22. The various counsel fees prescribed by the Rules set a higher rate for the first day as opposed to subsequent days. This I think is to take into account reading and preparation time. The reduced first day rate for in house counsel in the Supreme Court Rules reflects the fact that there is some level of knowledge on the part of in house counsel thereby reducing the extent of reading and preparation time required as compared to independent counsel. I think this is clear also from the fact that another even lower rate is prescribed where a legal practitioner briefs himself as counsel as opposed as to where a solicitor briefs another member of his firm. In the latter case there is an even greater extent of familiarity with the matter than in the former case. This clearly justifies a further reduction in the amount allowed for the fee on brief. According to Rule 63.73(3), in the former case three-quarters of the fee otherwise payable is allowable and in the latter case, the proportion is five sixths.
23. Accordingly the Rules have very specific provisions in relation to in house counsel as compared to independent counsel. In view of that I would have expected an affirmative provision in the Rules if the intention was then to be that in house counsel fees were to treated as a cost item and not a disbursement. It is arguable that if in house counsel fees are a cost item then they are subsumed within the composite fee. In light of the fact that the Rules already make reductions in the amount otherwise payable to in house counsel, it could not be the intention that those fees could be subsumed with the composite fee. That would then render the Rules prescribing reduced rates for in house counsel quite superfluous in the majority of cases.
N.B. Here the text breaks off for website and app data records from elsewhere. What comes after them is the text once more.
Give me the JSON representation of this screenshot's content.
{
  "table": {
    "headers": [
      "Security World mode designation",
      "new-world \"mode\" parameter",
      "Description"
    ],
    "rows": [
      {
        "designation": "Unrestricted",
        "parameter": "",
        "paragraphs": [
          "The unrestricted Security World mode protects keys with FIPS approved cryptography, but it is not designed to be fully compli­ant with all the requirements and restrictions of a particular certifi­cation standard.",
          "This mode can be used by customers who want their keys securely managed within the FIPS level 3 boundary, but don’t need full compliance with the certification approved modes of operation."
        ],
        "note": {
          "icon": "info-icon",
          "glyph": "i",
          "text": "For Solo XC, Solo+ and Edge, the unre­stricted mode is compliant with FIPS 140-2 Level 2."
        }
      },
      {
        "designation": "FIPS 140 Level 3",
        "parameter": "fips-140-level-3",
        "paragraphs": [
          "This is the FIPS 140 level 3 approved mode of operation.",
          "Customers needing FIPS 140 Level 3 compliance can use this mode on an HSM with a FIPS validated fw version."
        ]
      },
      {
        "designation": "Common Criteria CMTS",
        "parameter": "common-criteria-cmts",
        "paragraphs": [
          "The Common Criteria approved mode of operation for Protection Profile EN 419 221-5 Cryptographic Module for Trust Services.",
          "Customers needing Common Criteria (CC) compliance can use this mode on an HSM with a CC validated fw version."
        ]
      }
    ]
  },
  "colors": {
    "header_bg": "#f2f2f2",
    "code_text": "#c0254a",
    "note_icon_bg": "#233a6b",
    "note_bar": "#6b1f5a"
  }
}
24. Moreover, such an interpretation creates an anomalous situation in the current case given that an order was made certifying the matter as fit for junior counsel. Rule 63.72(9)(a) of the Supreme Court Rules provides that counsel fees for attendance on an interlocutory application are only payable once such a certification is made. An interpretation which treats in house counsel fees as a cost item as opposed to a disbursement so that it is subsumed in the composite fee would make such a certification superfluous to that extent. Moreover I would have expected that if the requirement for certification under 63.72(9)(a) was only to effect independent counsel, (which would be anomalous in itself given that allowance is already made in respect of in house counsel fees), then some affirmative recognition of that could have been made in that Rule. Again, the absence of anything along those lines is very telling.
25. I think therefore that, absent any specific provision in the Rules to that effect, the only difference in the treatment of counsel fees as between independent counsel and in house counsel should be the reduction applicable pursuant to Rule 63.73(3). Accordingly it is my view that all counsel fees, whether for independent counsel or in house counsel are to be treated as a disbursement for taxation purposes.
26. In summary therefore, in my view:-
1. The taxing officer has a discretion to go behind the composite fee allowed to solicitors in relation to interlocutory applications and can require costs to be taxed on an itemised basis;
2. In house counsel fees are to be treated as a disbursement and not as a cost item for taxation purposes.

27. I will hear the parties as to the costs of this application.

Dated this 20th day of December 2002.